• [WHAT IS BEING ASKED]:
Restate the records that follow. Every word must match.

• [RECORDS PROVIDED]:
= = = = =

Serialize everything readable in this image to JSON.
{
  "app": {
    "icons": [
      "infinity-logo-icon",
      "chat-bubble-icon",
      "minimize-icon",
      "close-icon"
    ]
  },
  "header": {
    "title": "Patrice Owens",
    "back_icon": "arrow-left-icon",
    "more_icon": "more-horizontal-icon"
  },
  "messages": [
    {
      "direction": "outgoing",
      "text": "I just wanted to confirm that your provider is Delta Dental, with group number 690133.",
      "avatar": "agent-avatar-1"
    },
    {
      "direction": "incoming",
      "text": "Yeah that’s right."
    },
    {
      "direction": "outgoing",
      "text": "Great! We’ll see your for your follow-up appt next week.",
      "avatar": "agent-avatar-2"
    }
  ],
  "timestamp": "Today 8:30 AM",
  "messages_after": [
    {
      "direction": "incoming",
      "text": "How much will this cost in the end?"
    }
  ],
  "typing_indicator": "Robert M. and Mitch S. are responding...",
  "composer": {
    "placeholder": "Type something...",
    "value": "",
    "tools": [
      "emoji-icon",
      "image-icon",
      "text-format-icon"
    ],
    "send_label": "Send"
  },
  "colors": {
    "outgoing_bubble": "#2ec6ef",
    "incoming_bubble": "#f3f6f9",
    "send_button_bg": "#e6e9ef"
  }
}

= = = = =

• [RESPONSE]:
Serialize everything readable in this image to JSON.
{
  "app": {
    "icons": [
      "infinity-logo-icon",
      "chat-bubble-icon",
      "minimize-icon",
      "close-icon"
    ]
  },
  "header": {
    "title": "Patrice Owens",
    "back_icon": "arrow-left-icon",
    "more_icon": "more-horizontal-icon"
  },
  "messages": [
    {
      "direction": "outgoing",
      "text": "I just wanted to confirm that your provider is Delta Dental, with group number 690133.",
      "avatar": "agent-avatar-1"
    },
    {
      "direction": "incoming",
      "text": "Yeah that’s right."
    },
    {
      "direction": "outgoing",
      "text": "Great! We’ll see your for your follow-up appt next week.",
      "avatar": "agent-avatar-2"
    }
  ],
  "timestamp": "Today 8:30 AM",
  "messages_after": [
    {
      "direction": "incoming",
      "text": "How much will this cost in the end?"
    }
  ],
  "typing_indicator": "Robert M. and Mitch S. are responding...",
  "composer": {
    "placeholder": "Type something...",
    "value": "",
    "tools": [
      "emoji-icon",
      "image-icon",
      "text-format-icon"
    ],
    "send_label": "Send"
  },
  "colors": {
    "outgoing_bubble": "#2ec6ef",
    "incoming_bubble": "#f3f6f9",
    "send_button_bg": "#e6e9ef"
  }
}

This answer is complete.